Brief → Print the records below exactly. Omit every picture.

Exercise data →
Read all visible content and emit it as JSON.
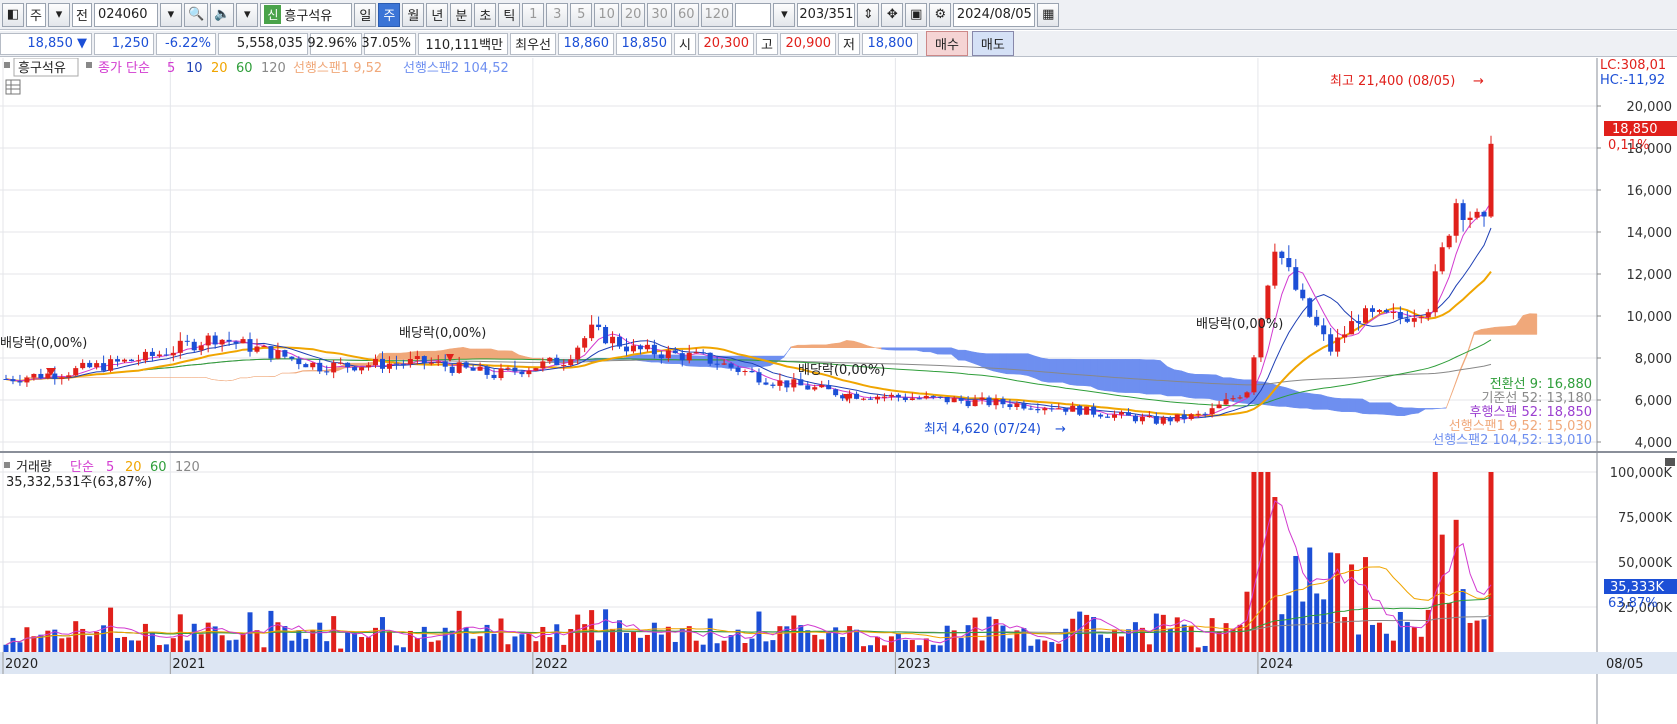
{
  "toolbar": {
    "market": "주",
    "scope": "전",
    "code": "024060",
    "new_badge": "신",
    "name": "흥구석유",
    "periods": [
      "일",
      "주",
      "월",
      "년",
      "분",
      "초",
      "틱"
    ],
    "active_period": "주",
    "intervals": [
      "1",
      "3",
      "5",
      "10",
      "20",
      "30",
      "60",
      "120"
    ],
    "count": "203",
    "total": "/351",
    "date": "2024/08/05"
  },
  "quote": {
    "price": "18,850",
    "change": "1,250",
    "change_pct": "-6.22%",
    "volume": "5,558,035",
    "ratio1": "92.96%",
    "ratio2": "37.05%",
    "amount": "110,111백만",
    "best_label": "최우선",
    "ask": "18,860",
    "bid": "18,850",
    "open_label": "시",
    "open": "20,300",
    "high_label": "고",
    "high": "20,900",
    "low_label": "저",
    "low": "18,800",
    "buy": "매수",
    "sell": "매도"
  },
  "price_legend": {
    "name": "흥구석유",
    "ma_label": "종가 단순",
    "ma5": "5",
    "ma10": "10",
    "ma20": "20",
    "ma60": "60",
    "ma120": "120",
    "span1": "선행스팬1 9,52",
    "span2": "선행스팬2 104,52"
  },
  "price_axis": {
    "ticks": [
      "20,000",
      "18,000",
      "16,000",
      "14,000",
      "12,000",
      "10,000",
      "8,000",
      "6,000",
      "4,000"
    ],
    "lc": "LC:308,01",
    "hc": "HC:-11,92",
    "cur": "18,850",
    "cur_pct": "0,11%"
  },
  "annotations": {
    "high": "최고 21,400 (08/05)",
    "low": "최저 4,620 (07/24)",
    "div1": "배당락(0,00%)",
    "div2": "배당락(0,00%)",
    "div3": "배당락(0,00%)",
    "div4": "배당락(0,00%)"
  },
  "ichimoku_values": {
    "conv": "전환선 9: 16,880",
    "base": "기준선 52: 13,180",
    "lag": "후행스팬 52: 18,850",
    "span1": "선행스팬1 9,52: 15,030",
    "span2": "선행스팬2 104,52: 13,010"
  },
  "volume_legend": {
    "title": "거래량",
    "ma_label": "단순",
    "ma5": "5",
    "ma20": "20",
    "ma60": "60",
    "ma120": "120",
    "value": "35,332,531주(63,87%)"
  },
  "volume_axis": {
    "ticks": [
      "100,000K",
      "75,000K",
      "50,000K",
      "25,000K"
    ],
    "cur": "35,333K",
    "cur_pct": "63,87%"
  },
  "x_axis": {
    "labels": [
      "2020",
      "2021",
      "2022",
      "2023",
      "2024"
    ],
    "right": "08/05"
  },
  "colors": {
    "up": "#e0201b",
    "down": "#1c4fd6",
    "ma5": "#d23bd0",
    "ma10": "#1e3fb4",
    "ma20": "#f0a500",
    "ma60": "#2f9e3a",
    "ma120": "#888888",
    "span1": "#f0a87a",
    "span2": "#6e8ff0"
  }
}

Task response →
Read all visible content and emit it as JSON.
{
  "toolbar": {
    "market": "주",
    "scope": "전",
    "code": "024060",
    "new_badge": "신",
    "name": "흥구석유",
    "periods": [
      "일",
      "주",
      "월",
      "년",
      "분",
      "초",
      "틱"
    ],
    "active_period": "주",
    "intervals": [
      "1",
      "3",
      "5",
      "10",
      "20",
      "30",
      "60",
      "120"
    ],
    "count": "203",
    "total": "/351",
    "date": "2024/08/05"
  },
  "quote": {
    "price": "18,850",
    "change": "1,250",
    "change_pct": "-6.22%",
    "volume": "5,558,035",
    "ratio1": "92.96%",
    "ratio2": "37.05%",
    "amount": "110,111백만",
    "best_label": "최우선",
    "ask": "18,860",
    "bid": "18,850",
    "open_label": "시",
    "open": "20,300",
    "high_label": "고",
    "high": "20,900",
    "low_label": "저",
    "low": "18,800",
    "buy": "매수",
    "sell": "매도"
  },
  "price_legend": {
    "name": "흥구석유",
    "ma_label": "종가 단순",
    "ma5": "5",
    "ma10": "10",
    "ma20": "20",
    "ma60": "60",
    "ma120": "120",
    "span1": "선행스팬1 9,52",
    "span2": "선행스팬2 104,52"
  },
  "price_axis": {
    "ticks": [
      "20,000",
      "18,000",
      "16,000",
      "14,000",
      "12,000",
      "10,000",
      "8,000",
      "6,000",
      "4,000"
    ],
    "lc": "LC:308,01",
    "hc": "HC:-11,92",
    "cur": "18,850",
    "cur_pct": "0,11%"
  },
  "annotations": {
    "high": "최고 21,400 (08/05)",
    "low": "최저 4,620 (07/24)",
    "div1": "배당락(0,00%)",
    "div2": "배당락(0,00%)",
    "div3": "배당락(0,00%)",
    "div4": "배당락(0,00%)"
  },
  "ichimoku_values": {
    "conv": "전환선 9: 16,880",
    "base": "기준선 52: 13,180",
    "lag": "후행스팬 52: 18,850",
    "span1": "선행스팬1 9,52: 15,030",
    "span2": "선행스팬2 104,52: 13,010"
  },
  "volume_legend": {
    "title": "거래량",
    "ma_label": "단순",
    "ma5": "5",
    "ma20": "20",
    "ma60": "60",
    "ma120": "120",
    "value": "35,332,531주(63,87%)"
  },
  "volume_axis": {
    "ticks": [
      "100,000K",
      "75,000K",
      "50,000K",
      "25,000K"
    ],
    "cur": "35,333K",
    "cur_pct": "63,87%"
  },
  "x_axis": {
    "labels": [
      "2020",
      "2021",
      "2022",
      "2023",
      "2024"
    ],
    "right": "08/05"
  },
  "colors": {
    "up": "#e0201b",
    "down": "#1c4fd6",
    "ma5": "#d23bd0",
    "ma10": "#1e3fb4",
    "ma20": "#f0a500",
    "ma60": "#2f9e3a",
    "ma120": "#888888",
    "span1": "#f0a87a",
    "span2": "#6e8ff0"
  }
}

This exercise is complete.